Problem description>
Lines of the listing below that contain the string "name" are to be returned.
++++++++++++++++++++
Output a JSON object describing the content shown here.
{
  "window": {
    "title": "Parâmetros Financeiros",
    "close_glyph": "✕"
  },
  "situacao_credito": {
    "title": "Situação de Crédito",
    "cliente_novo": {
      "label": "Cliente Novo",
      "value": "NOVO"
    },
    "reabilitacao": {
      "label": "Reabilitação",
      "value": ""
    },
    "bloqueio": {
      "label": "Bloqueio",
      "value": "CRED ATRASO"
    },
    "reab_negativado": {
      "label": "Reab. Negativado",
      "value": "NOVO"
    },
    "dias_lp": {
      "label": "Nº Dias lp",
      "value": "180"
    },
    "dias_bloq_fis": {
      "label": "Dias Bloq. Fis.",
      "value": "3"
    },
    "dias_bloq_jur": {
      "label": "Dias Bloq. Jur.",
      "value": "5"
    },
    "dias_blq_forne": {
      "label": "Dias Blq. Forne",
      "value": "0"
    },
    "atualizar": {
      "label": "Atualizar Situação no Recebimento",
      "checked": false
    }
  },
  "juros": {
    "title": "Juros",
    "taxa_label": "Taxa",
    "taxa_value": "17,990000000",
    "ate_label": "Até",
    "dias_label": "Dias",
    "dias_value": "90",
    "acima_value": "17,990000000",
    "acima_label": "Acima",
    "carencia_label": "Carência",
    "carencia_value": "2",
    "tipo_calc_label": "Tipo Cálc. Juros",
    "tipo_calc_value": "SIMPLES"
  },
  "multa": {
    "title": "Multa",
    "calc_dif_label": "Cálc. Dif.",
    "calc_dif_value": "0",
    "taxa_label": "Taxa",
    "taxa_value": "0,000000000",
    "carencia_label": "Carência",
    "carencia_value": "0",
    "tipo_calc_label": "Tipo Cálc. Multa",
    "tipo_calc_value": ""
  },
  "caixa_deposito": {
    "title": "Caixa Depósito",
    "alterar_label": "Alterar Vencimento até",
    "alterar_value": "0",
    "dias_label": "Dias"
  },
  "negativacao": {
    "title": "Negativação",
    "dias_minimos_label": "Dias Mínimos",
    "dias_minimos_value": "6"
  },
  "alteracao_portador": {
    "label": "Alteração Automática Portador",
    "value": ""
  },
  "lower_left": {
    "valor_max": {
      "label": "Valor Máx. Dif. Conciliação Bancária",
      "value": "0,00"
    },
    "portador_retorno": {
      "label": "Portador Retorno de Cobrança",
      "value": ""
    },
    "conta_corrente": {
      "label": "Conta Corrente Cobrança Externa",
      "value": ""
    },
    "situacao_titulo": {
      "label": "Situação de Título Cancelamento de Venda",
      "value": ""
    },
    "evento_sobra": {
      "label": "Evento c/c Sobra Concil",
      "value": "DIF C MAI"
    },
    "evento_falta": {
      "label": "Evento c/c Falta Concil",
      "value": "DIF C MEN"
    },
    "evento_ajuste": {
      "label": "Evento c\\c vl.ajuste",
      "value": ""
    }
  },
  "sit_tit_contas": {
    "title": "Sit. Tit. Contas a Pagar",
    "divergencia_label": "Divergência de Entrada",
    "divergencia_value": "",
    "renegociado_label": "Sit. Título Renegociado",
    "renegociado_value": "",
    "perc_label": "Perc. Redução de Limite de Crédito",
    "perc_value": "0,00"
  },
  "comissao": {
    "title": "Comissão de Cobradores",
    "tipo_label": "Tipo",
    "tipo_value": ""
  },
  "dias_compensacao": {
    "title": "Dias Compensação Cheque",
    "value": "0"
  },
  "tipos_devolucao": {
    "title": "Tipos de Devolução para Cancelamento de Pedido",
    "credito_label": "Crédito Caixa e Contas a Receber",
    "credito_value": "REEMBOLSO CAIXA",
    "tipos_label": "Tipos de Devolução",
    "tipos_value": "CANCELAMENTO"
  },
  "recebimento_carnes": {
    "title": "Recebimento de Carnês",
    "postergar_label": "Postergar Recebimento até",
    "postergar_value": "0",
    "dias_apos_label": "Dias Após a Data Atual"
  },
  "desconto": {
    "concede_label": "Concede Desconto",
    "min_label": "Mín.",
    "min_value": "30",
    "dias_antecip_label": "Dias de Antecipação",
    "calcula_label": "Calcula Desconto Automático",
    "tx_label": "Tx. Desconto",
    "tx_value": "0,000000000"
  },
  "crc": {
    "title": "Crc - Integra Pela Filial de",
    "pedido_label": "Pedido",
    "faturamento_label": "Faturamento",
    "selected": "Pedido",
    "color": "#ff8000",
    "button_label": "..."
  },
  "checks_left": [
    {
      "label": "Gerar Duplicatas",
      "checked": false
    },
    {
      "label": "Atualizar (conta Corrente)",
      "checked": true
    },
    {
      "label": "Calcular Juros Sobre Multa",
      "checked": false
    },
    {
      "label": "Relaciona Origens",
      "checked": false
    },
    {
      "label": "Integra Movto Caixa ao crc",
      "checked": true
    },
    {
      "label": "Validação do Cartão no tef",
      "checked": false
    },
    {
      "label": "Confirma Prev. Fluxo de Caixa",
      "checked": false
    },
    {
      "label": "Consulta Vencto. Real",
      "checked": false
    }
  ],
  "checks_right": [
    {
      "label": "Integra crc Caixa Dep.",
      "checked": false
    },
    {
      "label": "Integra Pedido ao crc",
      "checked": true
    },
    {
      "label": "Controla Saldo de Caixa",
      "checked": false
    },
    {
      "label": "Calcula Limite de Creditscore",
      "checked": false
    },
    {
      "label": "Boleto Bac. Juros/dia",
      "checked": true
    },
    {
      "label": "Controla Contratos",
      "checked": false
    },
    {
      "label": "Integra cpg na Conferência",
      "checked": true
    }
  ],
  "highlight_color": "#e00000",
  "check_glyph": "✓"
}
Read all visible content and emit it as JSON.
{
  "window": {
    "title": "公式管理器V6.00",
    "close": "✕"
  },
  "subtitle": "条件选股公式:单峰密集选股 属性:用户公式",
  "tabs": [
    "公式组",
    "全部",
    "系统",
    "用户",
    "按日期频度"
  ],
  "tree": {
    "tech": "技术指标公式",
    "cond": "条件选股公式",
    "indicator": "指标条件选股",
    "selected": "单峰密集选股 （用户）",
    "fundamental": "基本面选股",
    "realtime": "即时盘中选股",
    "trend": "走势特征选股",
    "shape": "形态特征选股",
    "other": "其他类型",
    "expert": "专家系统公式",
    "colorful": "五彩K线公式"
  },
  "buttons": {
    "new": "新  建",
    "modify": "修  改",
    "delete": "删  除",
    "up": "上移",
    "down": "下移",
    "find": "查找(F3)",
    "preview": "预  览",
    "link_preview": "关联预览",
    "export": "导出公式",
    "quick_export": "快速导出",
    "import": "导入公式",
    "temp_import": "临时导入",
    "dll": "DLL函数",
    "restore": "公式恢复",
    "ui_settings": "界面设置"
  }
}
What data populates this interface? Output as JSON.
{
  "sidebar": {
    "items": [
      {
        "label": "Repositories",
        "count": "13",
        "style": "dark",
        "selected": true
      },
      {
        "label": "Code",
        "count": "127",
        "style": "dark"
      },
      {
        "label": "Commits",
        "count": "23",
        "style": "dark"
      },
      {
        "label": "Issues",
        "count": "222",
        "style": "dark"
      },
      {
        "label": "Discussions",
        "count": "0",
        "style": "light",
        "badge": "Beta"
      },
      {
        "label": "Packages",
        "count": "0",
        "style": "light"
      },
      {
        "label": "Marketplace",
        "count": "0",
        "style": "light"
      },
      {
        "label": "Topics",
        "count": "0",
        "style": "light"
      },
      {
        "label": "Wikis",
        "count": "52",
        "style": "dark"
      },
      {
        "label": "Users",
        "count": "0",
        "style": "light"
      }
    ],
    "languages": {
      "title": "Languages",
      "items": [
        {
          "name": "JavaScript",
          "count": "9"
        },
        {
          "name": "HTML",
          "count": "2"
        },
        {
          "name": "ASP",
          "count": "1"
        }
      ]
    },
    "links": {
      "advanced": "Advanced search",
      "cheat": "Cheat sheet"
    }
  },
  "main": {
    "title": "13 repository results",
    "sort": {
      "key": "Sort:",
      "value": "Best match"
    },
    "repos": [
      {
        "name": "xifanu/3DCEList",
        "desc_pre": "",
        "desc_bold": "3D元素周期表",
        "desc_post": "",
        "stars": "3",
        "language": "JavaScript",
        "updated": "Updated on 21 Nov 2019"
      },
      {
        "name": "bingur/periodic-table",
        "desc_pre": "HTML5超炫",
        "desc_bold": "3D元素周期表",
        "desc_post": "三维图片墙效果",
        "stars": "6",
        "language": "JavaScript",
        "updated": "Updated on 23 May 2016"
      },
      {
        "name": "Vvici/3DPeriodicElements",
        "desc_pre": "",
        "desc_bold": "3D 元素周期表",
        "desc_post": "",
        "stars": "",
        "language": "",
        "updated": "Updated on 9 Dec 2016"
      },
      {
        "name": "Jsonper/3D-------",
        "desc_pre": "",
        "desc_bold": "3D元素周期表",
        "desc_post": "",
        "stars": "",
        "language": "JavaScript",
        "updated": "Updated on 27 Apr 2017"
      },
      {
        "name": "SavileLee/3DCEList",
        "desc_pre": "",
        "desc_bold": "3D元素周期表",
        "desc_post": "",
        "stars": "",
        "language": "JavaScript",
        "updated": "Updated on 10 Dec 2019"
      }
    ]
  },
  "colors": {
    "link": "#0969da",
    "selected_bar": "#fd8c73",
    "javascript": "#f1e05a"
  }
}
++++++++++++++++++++
Expected output>
          "name": "JavaScript",
          "name": "HTML",
          "name": "ASP",
        "name": "xifanu/3DCEList",
        "name": "bingur/periodic-table",
        "name": "Vvici/3DPeriodicElements",
        "name": "Jsonper/3D-------",
        "name": "SavileLee/3DCEList",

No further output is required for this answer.